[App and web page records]
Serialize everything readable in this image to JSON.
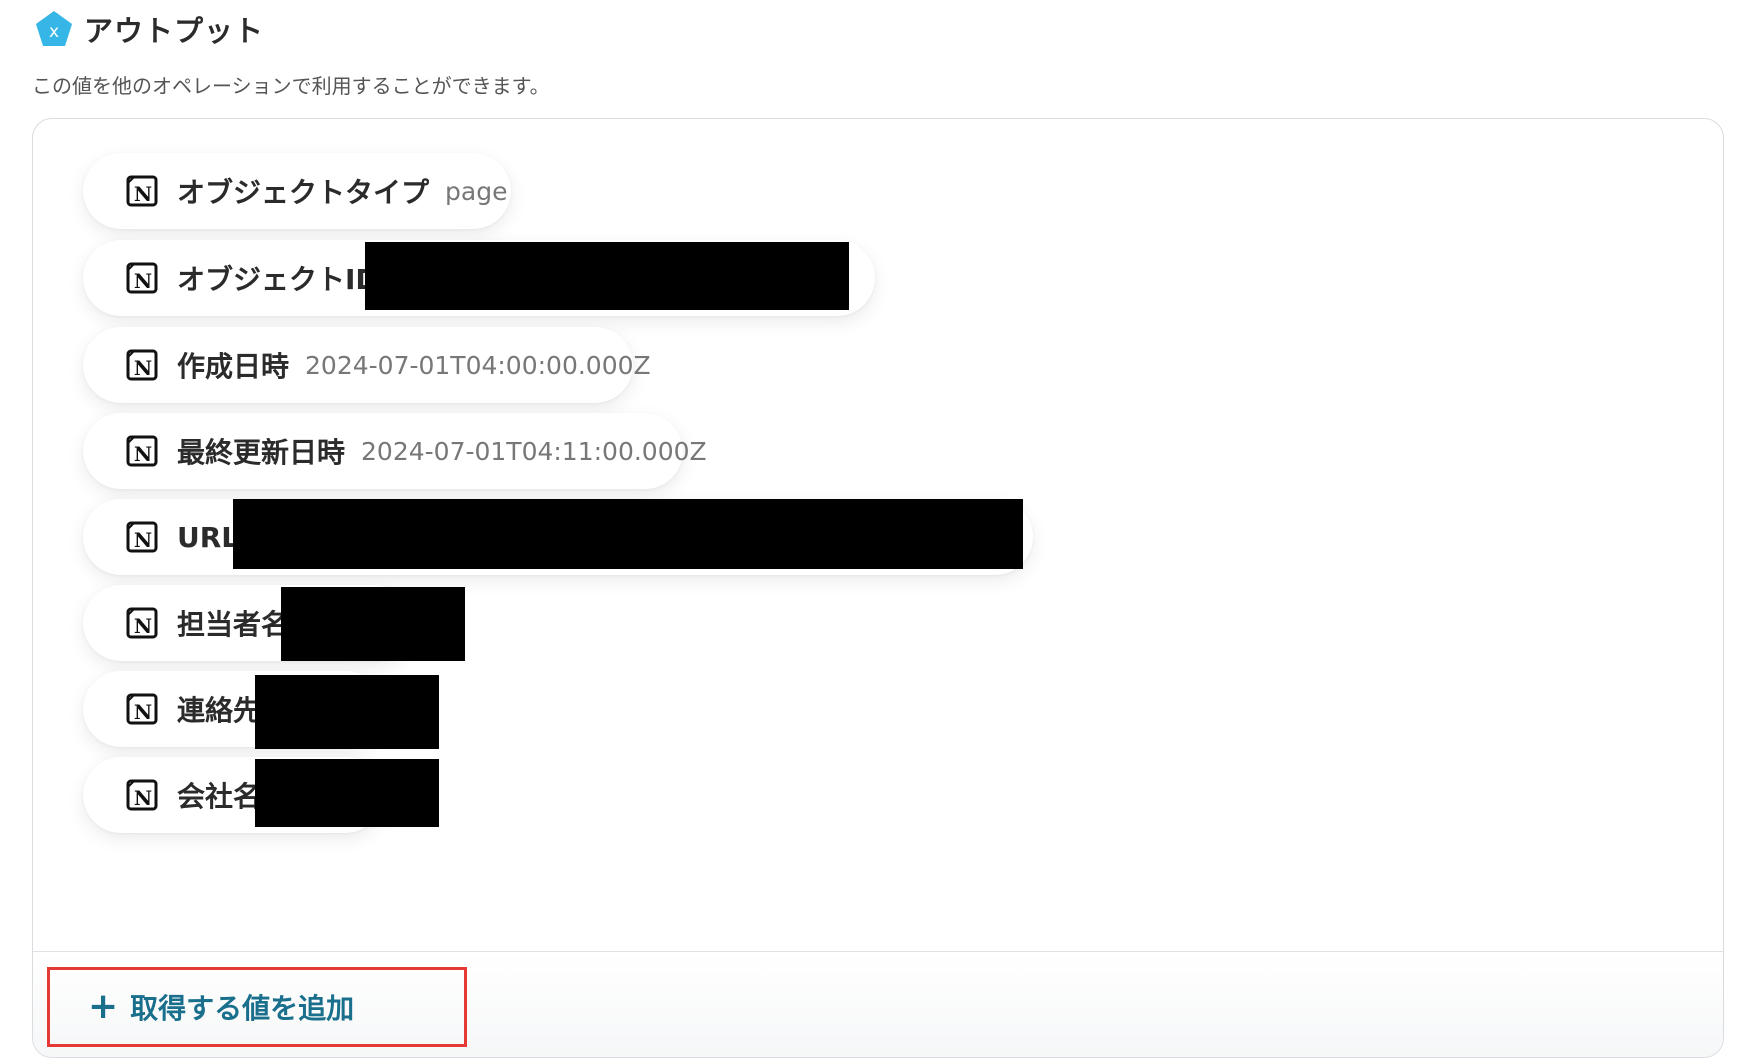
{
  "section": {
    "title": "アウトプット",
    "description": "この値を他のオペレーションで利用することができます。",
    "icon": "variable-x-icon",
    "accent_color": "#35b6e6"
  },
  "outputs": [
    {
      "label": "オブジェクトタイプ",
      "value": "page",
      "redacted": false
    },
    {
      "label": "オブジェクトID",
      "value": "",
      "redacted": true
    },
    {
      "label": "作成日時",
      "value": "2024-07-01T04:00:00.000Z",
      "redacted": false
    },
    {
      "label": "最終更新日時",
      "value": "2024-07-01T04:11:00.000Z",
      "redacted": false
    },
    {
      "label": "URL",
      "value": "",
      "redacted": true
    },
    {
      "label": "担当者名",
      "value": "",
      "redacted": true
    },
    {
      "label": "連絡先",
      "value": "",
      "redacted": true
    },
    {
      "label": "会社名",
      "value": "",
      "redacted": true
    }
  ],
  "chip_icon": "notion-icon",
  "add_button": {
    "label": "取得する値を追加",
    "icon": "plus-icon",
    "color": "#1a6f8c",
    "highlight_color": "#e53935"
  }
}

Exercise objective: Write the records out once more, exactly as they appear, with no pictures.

Answer area:
Serialize everything readable in this image to JSON.
{
  "section": {
    "title": "アウトプット",
    "description": "この値を他のオペレーションで利用することができます。",
    "icon": "variable-x-icon",
    "accent_color": "#35b6e6"
  },
  "outputs": [
    {
      "label": "オブジェクトタイプ",
      "value": "page",
      "redacted": false
    },
    {
      "label": "オブジェクトID",
      "value": "",
      "redacted": true
    },
    {
      "label": "作成日時",
      "value": "2024-07-01T04:00:00.000Z",
      "redacted": false
    },
    {
      "label": "最終更新日時",
      "value": "2024-07-01T04:11:00.000Z",
      "redacted": false
    },
    {
      "label": "URL",
      "value": "",
      "redacted": true
    },
    {
      "label": "担当者名",
      "value": "",
      "redacted": true
    },
    {
      "label": "連絡先",
      "value": "",
      "redacted": true
    },
    {
      "label": "会社名",
      "value": "",
      "redacted": true
    }
  ],
  "chip_icon": "notion-icon",
  "add_button": {
    "label": "取得する値を追加",
    "icon": "plus-icon",
    "color": "#1a6f8c",
    "highlight_color": "#e53935"
  }
}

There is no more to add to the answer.